Using Betting Odds to Calculate Probability
Whenever you see two numbers separated by a trailing slash, i.e. 10/1, this is known as fractional odds. From this, you can calculate how likely a given event is to happen with a calculation. For ease of explanation, let’s replace the numbers with letters i.e. 4/1 becomes A/B. Here is the calculation: Probability (%) = B / (A+B).
· 9/1 can be calculated as 1 / (9 + 1) = 0.10 – There is a 10% chance that the event will happen.
· 4/1 can be calculated as 1 / (4 + 1) = 0.20 – There is a 20% chance that the event will happen.
· 1/1 can be calculated as 1 / (1 + 1) = 0.50 – There is a 50% chance that the event will happen.
· 1/4 can be calculated as 4 / (4 + 1) = 0.80 – There is a 80% chance that the event will happen.
Given a fraction, we can now tell how likely (the probability) what we’re going to bet on will happen. Now let’s figure out how much money can be won using betting odds.
Using Betting Odds to Calculate Winnings
Betting odds allow you to calculate how much money you will win if you make a bet. Let’s use the same examples as before, with the same replacement of numbers for letters, i.e. 4/1 becomes A/B. Quite simply, for every value of B that you bet, you will win A, plus the return of your stake.
· 9/1 for every £1 you bet, you will win £9.
· 4/1 for every £1 you bet, you will win £4.
· 1/1 for every £1 you bet, you will win £1.
· 1/4 for every £4 you bet, you will win £1.
What about decimals?
Decimals are far more common on exchanges, such as Betfair, but all leading betting sites do give you the option to view betting odds in this format. They are an alternative to seeing betting odds in the fraction format. Here is the calculation: winnings = (odds * stake) – stake.
· 9.0 can be calculated as (9.0 * £10 stake) – £10 stake = £80 winnings.
· 4.0 can be calculated as (4.0 * £10 stake) – £10 stake = £30 winnings.
· 2.5 can be calculated as (2.5 * £10 stake) – £10 stake = £15 winnings.

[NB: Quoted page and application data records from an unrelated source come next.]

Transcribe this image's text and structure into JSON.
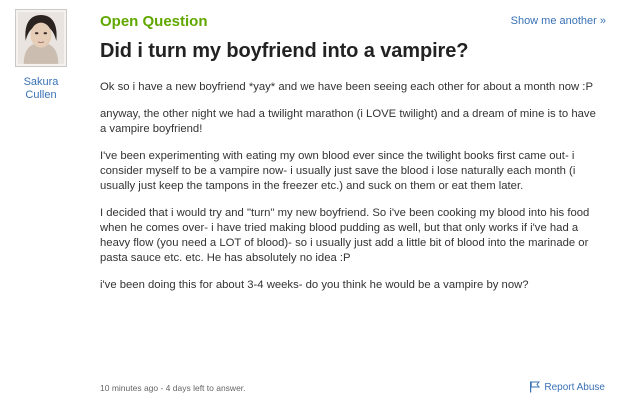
{
  "author": {
    "name_line1": "Sakura",
    "name_line2": "Cullen",
    "avatar_icon": "user-avatar-photo"
  },
  "question": {
    "status": "Open Question",
    "show_another": "Show me another »",
    "title": "Did i turn my boyfriend into a vampire?",
    "paragraphs": [
      "Ok so i have a new boyfriend *yay* and we have been seeing each other for about a month now :P",
      "anyway, the other night we had a twilight marathon (i LOVE twilight) and a dream of mine is to have a vampire boyfriend!",
      "I've been experimenting with eating my own blood ever since the twilight books first came out- i consider myself to be a vampire now- i usually just save the blood i lose naturally each month (i usually just keep the tampons in the freezer etc.) and suck on them or eat them later.",
      "I decided that i would try and \"turn\" my new boyfriend. So i've been cooking my blood into his food when he comes over- i have tried making blood pudding as well, but that only works if i've had a heavy flow (you need a LOT of blood)- so i usually just add a little bit of blood into the marinade or pasta sauce etc. etc. He has absolutely no idea :P",
      "i've been doing this for about 3-4 weeks- do you think he would be a vampire by now?"
    ]
  },
  "footer": {
    "meta": "10 minutes ago - 4 days left to answer.",
    "report_label": "Report Abuse",
    "report_icon": "flag-icon"
  },
  "colors": {
    "status_green": "#60a800",
    "link_blue": "#3a72b6"
  }
}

· 1.25 can be calculated as (1.25 * £10 stake) – £10 stake =£2.50 winnings.
Decimal odds versus fractional odds
One isn’t better than the other but there is certainly a trend emerging towards decimal odds. Historically fractional odds were used in the UK, especially on race tracks and on the high street.
There are two key differences. Generally, decimal odds are easier to understand. Based on this, there has a movement to attract more people to horse racing by making it more accessible to the average punter. Ten years ago, if you were going to Cheltenham, all the odds would be displayed as fractional odds. Now, they’re largely all in decimals.
The second difference between the formats are that fractional odds only represent winnings, and do not include the returned stake compared to decimals which do include the stake.
The transition from fractional odds to decimals largely kicked off with the growing popularity of the betting exchanges such as Betfair. For odds to change slightly, it’s really difficult to marginally increase or decrease the probability without creating large fractions which are hard to compute for the punter.
Gambling Vs Investment
In gambling, ‘the house’ or the casino has a mathematical advantage over the gambler. In the long run, odds are that the gambler will lose. For example, even when you’re playing blackjack (a game many people claim to be good at) on average, for every £100 you spend you lose 50p.
Similarly, with sports betting the odds are also stacked against the bettor. For example, in horse racing, the odds are set by other players as they are determined by how much money is bet against each horse. Also, in sports betting, the bettor has to provide a commission for the house in order to place a bet.
Where you are investing, your money is attached to something – be it shares in a company, a house, or a valuable item. Although the stock market fluctuates from time to time, the general trend has been up. In the long run, your money is much safer to be invested rather than gambled. Mathematically, this is the better option.
Watch this short video about the differences between gambling and investing: